What’s going on: Protests, basically. It started off as a long march called the Azadi or Freedom march by PTI led by Imran Khan an opposition party in the parliament and the Inqalaab or Revolution march by PAT led by Tahir-ul-Qadri, a non entity in the parliament but someone who can pull crowds to himself. The march went from Lahore to Islamabad, the Pakistani capital, where they gave (and are still giving) a dharna, which I think is a sit in in English. These were all peaceful protests and the sit in was peaceful until yesterday, when the protesters started going toward the prime minister house after failed negotiations (and a lot more) and well, they weren’t allowed to go far because the police went in with tear gas, rubber bullets, and also in one instance, actual bullets. This has resulted in about upwards of 200 injuries and 7 people dead, 2 are critical, obviously again these are premature numbers and there’s likely to be a lot more.
Now, WHY: Simply, the march happened because of allegations of rigging in the general election of 2013 that led to Nawaz Sharif, head of the PML-N to come to power. The Lahore Incident, which is linked here (http://en.wikipedia.org/wiki/2014_Lahore_clash), read up. Generally, also non responsiveness to valid rigging allegations, and no sign of opening up areas where these allegations exist. A lot more.
This is a very, very basic thing. I skipped military intervention in talks, the sit in was on going for two weeks, a lot more basis for the march, the entry into the Red Zone, more events. You can google and keep up with this and ask me more questions if you’re still confused. This is also an on going situation.

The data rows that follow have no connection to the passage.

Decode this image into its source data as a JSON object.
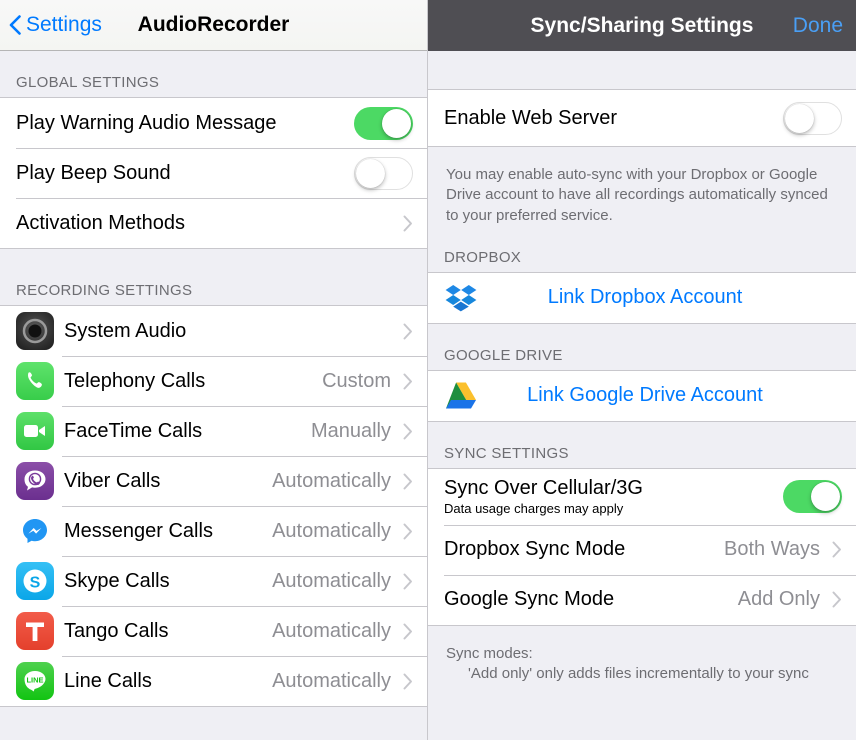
{
  "left": {
    "nav": {
      "back_label": "Settings",
      "title": "AudioRecorder"
    },
    "sections": [
      {
        "header": "GLOBAL SETTINGS",
        "rows": [
          {
            "title": "Play Warning Audio Message",
            "control": "switch",
            "state": "on"
          },
          {
            "title": "Play Beep Sound",
            "control": "switch",
            "state": "off"
          },
          {
            "title": "Activation Methods",
            "control": "chevron",
            "value": ""
          }
        ]
      },
      {
        "header": "RECORDING SETTINGS",
        "rows": [
          {
            "title": "System Audio",
            "value": "",
            "icon": "system-audio-icon"
          },
          {
            "title": "Telephony Calls",
            "value": "Custom",
            "icon": "phone-icon"
          },
          {
            "title": "FaceTime Calls",
            "value": "Manually",
            "icon": "facetime-icon"
          },
          {
            "title": "Viber Calls",
            "value": "Automatically",
            "icon": "viber-icon"
          },
          {
            "title": "Messenger Calls",
            "value": "Automatically",
            "icon": "messenger-icon"
          },
          {
            "title": "Skype Calls",
            "value": "Automatically",
            "icon": "skype-icon"
          },
          {
            "title": "Tango Calls",
            "value": "Automatically",
            "icon": "tango-icon"
          },
          {
            "title": "Line Calls",
            "value": "Automatically",
            "icon": "line-icon"
          }
        ]
      }
    ]
  },
  "right": {
    "nav": {
      "title": "Sync/Sharing Settings",
      "done_label": "Done"
    },
    "web_server": {
      "title": "Enable Web Server",
      "state": "off"
    },
    "intro_note": "You may enable auto-sync with your Dropbox or Google Drive account to have all recordings automatically synced to your preferred service.",
    "dropbox": {
      "header": "DROPBOX",
      "link_label": "Link Dropbox Account",
      "icon": "dropbox-icon"
    },
    "google": {
      "header": "GOOGLE DRIVE",
      "link_label": "Link Google Drive Account",
      "icon": "google-drive-icon"
    },
    "sync": {
      "header": "SYNC SETTINGS",
      "cellular": {
        "title": "Sync Over Cellular/3G",
        "subtitle": "Data usage charges may apply",
        "state": "on"
      },
      "dropbox_mode": {
        "title": "Dropbox Sync Mode",
        "value": "Both Ways"
      },
      "google_mode": {
        "title": "Google Sync Mode",
        "value": "Add Only"
      }
    },
    "sync_note_title": "Sync modes:",
    "sync_note_line": "'Add only' only adds files incrementally to your sync"
  },
  "colors": {
    "accent_blue": "#007aff",
    "done_blue": "#4a9ff5",
    "switch_green": "#4cd964",
    "nav_dark": "#4f4e53",
    "group_bg": "#efeff4",
    "separator": "#c8c7cc",
    "secondary_text": "#8e8e93"
  }
}
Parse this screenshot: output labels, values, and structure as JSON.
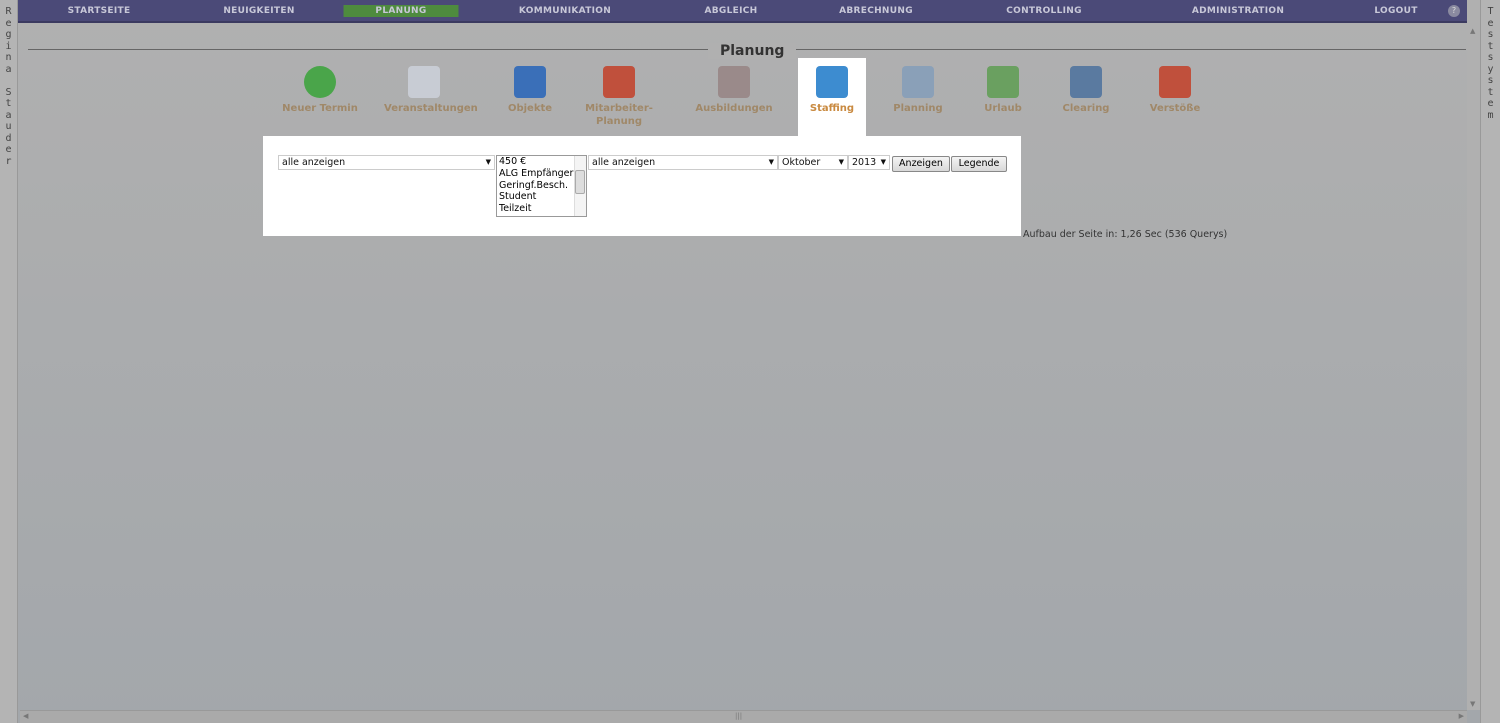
{
  "user_name": "Regina Stauder",
  "system_label": "Testsystem",
  "nav": [
    "STARTSEITE",
    "NEUIGKEITEN",
    "PLANUNG",
    "KOMMUNIKATION",
    "ABGLEICH",
    "ABRECHNUNG",
    "CONTROLLING",
    "ADMINISTRATION",
    "LOGOUT"
  ],
  "nav_active": "PLANUNG",
  "page_title": "Planung",
  "tools": [
    {
      "label": "Neuer Termin",
      "icon": "plus-circle-icon",
      "color": "#4aa54a"
    },
    {
      "label": "Veranstaltungen",
      "icon": "flowchart-icon",
      "color": "#c8ccd4"
    },
    {
      "label": "Objekte",
      "icon": "cube-icon",
      "color": "#3a6fb8"
    },
    {
      "label": "Mitarbeiter-Planung",
      "icon": "people-icon",
      "color": "#c0503c"
    },
    {
      "label": "Ausbildungen",
      "icon": "book-icon",
      "color": "#9a8a8a"
    },
    {
      "label": "Staffing",
      "icon": "staffing-sheet-icon",
      "color": "#3d8cd0"
    },
    {
      "label": "Planning",
      "icon": "calendar-grid-icon",
      "color": "#8aa0b8"
    },
    {
      "label": "Urlaub",
      "icon": "gantt-icon",
      "color": "#6aa060"
    },
    {
      "label": "Clearing",
      "icon": "lamp-icon",
      "color": "#5a7aa0"
    },
    {
      "label": "Verstöße",
      "icon": "violation-icon",
      "color": "#c0503c"
    }
  ],
  "active_tool": "Staffing",
  "filters": {
    "select1": "alle anzeigen",
    "employment_types": [
      "450 €",
      "ALG Empfänger",
      "Geringf.Besch.",
      "Student",
      "Teilzeit"
    ],
    "select2": "alle anzeigen",
    "month": "Oktober",
    "year": "2013",
    "show_button": "Anzeigen",
    "legend_button": "Legende"
  },
  "perf_text": "Aufbau der Seite in: 1,26 Sec (536 Querys)"
}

If I messed up something tell me I’ll fix it. Add more to this if you want.
#Sept6CTA, spread the word! September 6th will be a national day of community outreach and direct action.
Whether this means organizing a teach-in, a rally, a demonstration or a town hall addressing police brutality in a community space, we implore leaders to engage their families, friends and neighbors by taking action.
Find out more or volunteer at sept6cta.org.
Racists supporting Wilson cause further trauma.
Just read through ALL of this…these people are INCREDIBLY organized and have collected almost every piece of information out - and they are asking some amazing questions.
Those cops in riot armor beating and tear-gassing protesters in Ferguson didn’t drop out of thin air. As American police continue to receive billions in military-grade equipment free or subsidized by the Pentagon and Homeland Security, they’ve predictably started to act more like a military force in hostile territory than the public’s protectors.
Far fewer articles describe the other constitutional violations taking place on the streets of Missouri, and those violations are every bit as urgent as the infringements on speech and assembly. We’ve seen very little coverage of the use of tear gas and rubber bullets as constitutional violations. But the due process clause bans the police from using excessive force even when they are within their rights to control a crowd or arrest a suspect. And tear gas is in a category all its own. Not only is unleashing it into a crowd an unconstitutional exercise of excessive force, but its use is banned by international law. That’s one of the reasons Amnesty International sent a team of investigators to Ferguson. Similarly, the use of rubber bullets under the circumstances is also unconstitutional. Some kinds of rubber bullets are more unconstitutional than others, because certain types are more likely to injure and maim.
But excessive use of force is only the beginning. Pulling people out of the crowd and arresting them without probable cause (or for being 2 feet off the sidewalk) violates the Fourth and 14th Amendments, particularly when those arrests are disproportionately of black protesters. The general arrest statistics in Ferguson reveal what looks to be a stunning constitutional problem. According to an annual report last year from the Missouri attorney general’s office, Ferguson police were twice as likely to arrest blacks during traffic stops as they were whites. Emerging reports about racial disparities in Ferguson’s criminal justice system and the ways in which the town uses trivial violations by blacks to bankroll the city (and disenfranchise offenders) all represent constitutional questions. Why don’t we characterize them as such? These are not just violations of the law or bad policy. These are violations of our most basic and fundamental civil liberties.
Of course, probably the biggest potential constitutional violation of all—and eyewitness testimony suggests this as a real possibility—is the alleged use of excessive force by the police in shooting an unarmed 18-year-old at least six times. Under the law, each of those bullets must be separately justified, as necessary, even if one believes the officer’s story that Michael Brown rushed him. To be sure, the news media has covered this, but very few of us talk about the shooting as a potential violation of the Constitution. Remember, the Constitution is the foundational bargain between the people and their government, the framework on which our legal order rests. When we fail to talk about the arrests, searches, racial profiling, and government brutality in constitutional terms, we are failing to capture how profoundly the state has betrayed its promises."
What they won’t show you on CNN tonight: Ferguson residents line a parade of roses down W Florissant, leading to where Mike Brown was taken from this world. #staywoke #powerful #insolidarity